EXERCISE AIM: From the entries that follow, copy each line containing the word "bearbeiten".

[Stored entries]
------
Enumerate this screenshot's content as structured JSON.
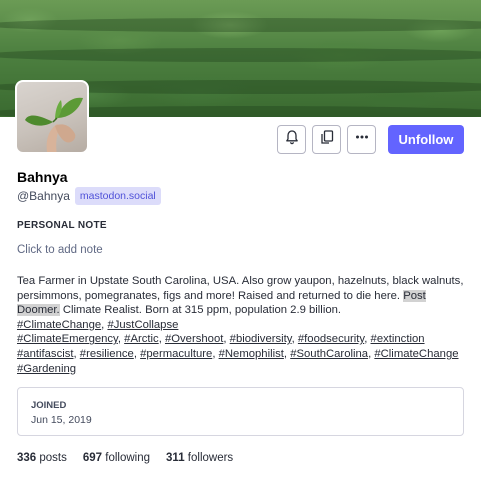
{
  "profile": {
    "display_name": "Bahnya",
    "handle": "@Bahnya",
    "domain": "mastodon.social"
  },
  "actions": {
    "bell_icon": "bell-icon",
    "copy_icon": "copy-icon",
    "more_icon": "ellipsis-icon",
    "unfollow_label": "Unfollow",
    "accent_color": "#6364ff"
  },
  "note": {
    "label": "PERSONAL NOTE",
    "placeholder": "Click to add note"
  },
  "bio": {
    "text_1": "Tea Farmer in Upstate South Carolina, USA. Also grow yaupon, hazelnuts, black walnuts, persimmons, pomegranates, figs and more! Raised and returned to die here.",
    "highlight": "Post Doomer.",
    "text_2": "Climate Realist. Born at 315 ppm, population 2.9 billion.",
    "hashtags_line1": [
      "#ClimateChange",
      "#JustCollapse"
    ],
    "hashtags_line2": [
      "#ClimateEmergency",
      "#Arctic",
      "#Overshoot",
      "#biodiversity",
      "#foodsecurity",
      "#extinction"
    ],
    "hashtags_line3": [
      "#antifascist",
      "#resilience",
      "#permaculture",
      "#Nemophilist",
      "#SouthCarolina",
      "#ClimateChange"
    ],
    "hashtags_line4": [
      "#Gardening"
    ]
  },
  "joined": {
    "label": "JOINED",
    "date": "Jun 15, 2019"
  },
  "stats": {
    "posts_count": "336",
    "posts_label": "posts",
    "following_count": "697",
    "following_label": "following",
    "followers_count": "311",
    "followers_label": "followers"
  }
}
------
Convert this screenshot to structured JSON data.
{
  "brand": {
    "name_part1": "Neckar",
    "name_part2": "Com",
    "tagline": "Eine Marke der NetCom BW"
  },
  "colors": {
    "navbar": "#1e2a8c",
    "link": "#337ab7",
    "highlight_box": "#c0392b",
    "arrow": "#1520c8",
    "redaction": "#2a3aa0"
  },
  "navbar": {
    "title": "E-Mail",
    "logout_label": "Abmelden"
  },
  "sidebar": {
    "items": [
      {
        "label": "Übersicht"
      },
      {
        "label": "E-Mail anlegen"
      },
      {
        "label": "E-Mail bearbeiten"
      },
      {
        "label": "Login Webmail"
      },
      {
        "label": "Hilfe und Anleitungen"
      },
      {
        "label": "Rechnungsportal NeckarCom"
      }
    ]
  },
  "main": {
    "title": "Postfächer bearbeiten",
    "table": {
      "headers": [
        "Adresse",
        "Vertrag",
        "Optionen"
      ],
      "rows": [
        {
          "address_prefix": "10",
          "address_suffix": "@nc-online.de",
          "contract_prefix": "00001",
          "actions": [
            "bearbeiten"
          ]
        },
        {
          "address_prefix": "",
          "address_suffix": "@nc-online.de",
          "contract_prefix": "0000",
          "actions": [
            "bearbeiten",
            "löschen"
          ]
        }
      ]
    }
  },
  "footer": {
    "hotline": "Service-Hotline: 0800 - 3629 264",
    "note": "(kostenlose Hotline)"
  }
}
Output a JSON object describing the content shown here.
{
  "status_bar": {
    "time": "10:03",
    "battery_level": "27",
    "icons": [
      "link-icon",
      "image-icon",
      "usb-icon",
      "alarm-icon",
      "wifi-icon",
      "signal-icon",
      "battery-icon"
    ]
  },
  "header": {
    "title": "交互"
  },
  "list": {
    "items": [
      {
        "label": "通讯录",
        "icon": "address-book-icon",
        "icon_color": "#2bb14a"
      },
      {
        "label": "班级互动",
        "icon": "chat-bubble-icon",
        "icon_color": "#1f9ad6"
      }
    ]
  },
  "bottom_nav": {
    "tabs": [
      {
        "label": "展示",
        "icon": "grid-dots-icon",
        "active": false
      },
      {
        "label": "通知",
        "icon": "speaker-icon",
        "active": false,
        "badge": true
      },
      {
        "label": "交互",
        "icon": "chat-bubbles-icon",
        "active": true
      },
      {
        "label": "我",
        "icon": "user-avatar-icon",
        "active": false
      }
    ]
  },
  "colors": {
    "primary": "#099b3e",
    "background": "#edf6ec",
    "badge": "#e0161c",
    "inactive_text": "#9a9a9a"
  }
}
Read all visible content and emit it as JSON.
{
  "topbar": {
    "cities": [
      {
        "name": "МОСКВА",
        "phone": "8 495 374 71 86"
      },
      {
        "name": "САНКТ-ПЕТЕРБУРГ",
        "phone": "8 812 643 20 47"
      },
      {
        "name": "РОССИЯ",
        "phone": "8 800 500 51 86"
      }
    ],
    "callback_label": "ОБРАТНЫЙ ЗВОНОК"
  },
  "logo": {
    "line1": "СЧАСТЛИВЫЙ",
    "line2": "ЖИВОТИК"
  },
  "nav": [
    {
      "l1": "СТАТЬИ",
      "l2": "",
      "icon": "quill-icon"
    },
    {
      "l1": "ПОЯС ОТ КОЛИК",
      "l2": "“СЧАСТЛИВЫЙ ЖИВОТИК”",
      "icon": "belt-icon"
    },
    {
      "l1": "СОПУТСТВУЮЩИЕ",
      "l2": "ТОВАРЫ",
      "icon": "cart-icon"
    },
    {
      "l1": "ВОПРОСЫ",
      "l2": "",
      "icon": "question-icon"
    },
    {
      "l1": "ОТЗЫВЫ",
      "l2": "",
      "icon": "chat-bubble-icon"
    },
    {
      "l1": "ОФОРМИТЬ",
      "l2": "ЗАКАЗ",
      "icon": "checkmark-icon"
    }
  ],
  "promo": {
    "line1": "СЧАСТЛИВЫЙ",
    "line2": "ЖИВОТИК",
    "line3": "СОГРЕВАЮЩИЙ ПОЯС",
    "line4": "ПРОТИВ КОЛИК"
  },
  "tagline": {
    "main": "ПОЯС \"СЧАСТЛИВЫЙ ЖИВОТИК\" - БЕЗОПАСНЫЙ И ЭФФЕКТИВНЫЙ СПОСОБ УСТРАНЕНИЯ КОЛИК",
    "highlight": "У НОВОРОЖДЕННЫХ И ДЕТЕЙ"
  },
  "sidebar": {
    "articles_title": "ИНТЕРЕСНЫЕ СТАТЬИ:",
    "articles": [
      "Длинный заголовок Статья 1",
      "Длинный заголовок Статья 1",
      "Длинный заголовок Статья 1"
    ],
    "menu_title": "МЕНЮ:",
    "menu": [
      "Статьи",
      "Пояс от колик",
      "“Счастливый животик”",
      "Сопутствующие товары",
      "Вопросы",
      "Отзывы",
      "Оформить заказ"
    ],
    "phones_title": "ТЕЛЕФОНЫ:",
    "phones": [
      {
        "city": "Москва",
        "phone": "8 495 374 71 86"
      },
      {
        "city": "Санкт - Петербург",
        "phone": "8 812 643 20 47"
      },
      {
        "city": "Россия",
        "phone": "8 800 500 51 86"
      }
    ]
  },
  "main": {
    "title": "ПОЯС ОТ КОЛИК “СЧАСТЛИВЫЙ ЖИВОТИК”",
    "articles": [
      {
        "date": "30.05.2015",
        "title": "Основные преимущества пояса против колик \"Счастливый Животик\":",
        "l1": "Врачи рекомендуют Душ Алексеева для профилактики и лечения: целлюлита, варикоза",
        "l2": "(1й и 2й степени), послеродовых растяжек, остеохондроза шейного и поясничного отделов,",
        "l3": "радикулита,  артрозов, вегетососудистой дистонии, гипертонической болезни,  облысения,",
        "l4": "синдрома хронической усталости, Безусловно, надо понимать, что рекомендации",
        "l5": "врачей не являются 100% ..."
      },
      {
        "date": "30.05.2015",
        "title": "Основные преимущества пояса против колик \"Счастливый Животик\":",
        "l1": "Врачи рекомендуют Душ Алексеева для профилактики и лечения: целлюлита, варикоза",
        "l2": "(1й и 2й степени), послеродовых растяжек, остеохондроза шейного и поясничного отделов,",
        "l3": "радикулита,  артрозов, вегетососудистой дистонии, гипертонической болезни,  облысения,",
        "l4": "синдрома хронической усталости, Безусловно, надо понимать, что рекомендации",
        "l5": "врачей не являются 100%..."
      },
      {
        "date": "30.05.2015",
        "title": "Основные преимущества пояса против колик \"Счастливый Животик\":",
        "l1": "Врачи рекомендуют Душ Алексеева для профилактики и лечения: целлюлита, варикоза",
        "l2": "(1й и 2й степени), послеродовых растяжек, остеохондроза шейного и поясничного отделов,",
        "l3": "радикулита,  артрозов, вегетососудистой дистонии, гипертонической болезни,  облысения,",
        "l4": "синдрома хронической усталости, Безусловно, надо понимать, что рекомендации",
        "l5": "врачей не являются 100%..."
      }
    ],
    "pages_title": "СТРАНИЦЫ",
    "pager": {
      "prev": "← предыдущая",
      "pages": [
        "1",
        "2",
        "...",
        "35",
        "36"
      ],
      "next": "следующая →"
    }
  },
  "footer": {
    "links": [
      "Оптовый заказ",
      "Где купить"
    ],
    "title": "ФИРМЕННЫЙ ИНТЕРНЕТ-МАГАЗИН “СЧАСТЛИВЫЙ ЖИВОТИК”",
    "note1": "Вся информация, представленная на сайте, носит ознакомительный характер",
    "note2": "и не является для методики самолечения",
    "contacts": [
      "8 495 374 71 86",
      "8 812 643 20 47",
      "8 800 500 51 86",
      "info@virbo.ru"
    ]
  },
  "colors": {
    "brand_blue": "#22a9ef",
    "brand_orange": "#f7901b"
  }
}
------
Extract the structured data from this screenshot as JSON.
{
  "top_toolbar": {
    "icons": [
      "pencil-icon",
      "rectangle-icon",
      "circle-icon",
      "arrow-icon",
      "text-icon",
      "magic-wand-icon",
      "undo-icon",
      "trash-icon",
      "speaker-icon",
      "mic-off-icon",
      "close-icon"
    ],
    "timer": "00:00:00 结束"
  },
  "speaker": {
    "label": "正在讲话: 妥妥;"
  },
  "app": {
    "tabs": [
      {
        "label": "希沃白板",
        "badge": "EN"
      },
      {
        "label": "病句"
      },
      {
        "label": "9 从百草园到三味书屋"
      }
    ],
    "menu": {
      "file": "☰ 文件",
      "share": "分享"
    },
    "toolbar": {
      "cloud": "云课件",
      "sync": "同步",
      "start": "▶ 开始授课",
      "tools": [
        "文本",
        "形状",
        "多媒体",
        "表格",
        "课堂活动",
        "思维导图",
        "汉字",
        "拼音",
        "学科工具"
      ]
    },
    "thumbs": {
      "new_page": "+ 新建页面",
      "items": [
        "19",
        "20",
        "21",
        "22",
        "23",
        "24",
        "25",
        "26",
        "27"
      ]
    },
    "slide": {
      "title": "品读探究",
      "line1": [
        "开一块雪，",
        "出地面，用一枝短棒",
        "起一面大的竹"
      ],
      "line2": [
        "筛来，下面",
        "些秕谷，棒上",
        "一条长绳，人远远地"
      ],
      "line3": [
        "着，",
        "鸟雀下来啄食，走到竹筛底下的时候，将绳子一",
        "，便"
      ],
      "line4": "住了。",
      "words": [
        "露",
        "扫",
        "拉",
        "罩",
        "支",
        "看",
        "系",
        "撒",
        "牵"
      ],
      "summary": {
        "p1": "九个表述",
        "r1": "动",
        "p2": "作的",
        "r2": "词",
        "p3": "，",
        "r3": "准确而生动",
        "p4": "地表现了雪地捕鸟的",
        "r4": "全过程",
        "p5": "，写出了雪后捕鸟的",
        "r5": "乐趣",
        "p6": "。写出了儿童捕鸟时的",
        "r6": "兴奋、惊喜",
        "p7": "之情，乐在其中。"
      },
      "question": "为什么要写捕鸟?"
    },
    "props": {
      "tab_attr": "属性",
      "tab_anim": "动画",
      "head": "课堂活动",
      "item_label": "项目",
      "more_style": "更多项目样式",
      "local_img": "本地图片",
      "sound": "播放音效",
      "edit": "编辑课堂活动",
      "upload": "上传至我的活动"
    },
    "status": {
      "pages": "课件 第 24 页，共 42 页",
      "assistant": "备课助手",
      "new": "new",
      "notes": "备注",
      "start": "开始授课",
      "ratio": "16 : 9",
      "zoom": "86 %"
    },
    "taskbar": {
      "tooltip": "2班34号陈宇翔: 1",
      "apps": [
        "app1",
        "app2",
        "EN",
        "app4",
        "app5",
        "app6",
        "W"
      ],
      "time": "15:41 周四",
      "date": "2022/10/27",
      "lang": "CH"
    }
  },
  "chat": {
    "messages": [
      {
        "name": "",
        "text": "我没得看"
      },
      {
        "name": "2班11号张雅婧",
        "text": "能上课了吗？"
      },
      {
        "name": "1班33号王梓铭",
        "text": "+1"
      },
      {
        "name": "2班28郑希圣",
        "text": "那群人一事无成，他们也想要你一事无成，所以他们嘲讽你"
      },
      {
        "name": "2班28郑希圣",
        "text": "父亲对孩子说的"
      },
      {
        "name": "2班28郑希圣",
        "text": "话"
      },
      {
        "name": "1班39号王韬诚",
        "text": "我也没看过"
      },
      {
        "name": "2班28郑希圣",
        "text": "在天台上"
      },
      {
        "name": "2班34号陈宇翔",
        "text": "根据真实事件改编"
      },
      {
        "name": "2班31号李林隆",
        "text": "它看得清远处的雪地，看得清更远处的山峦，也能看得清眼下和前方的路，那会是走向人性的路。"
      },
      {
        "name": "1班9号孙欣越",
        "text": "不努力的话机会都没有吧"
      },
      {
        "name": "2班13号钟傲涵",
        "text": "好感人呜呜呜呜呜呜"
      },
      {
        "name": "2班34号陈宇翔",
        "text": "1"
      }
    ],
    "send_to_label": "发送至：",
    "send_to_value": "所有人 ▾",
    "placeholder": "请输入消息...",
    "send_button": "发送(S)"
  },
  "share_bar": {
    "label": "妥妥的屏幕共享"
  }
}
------
ANSWER TO THE EXERCISE:
        "label": "E-Mail bearbeiten"
    "title": "Postfächer bearbeiten",
            "bearbeiten"
            "bearbeiten",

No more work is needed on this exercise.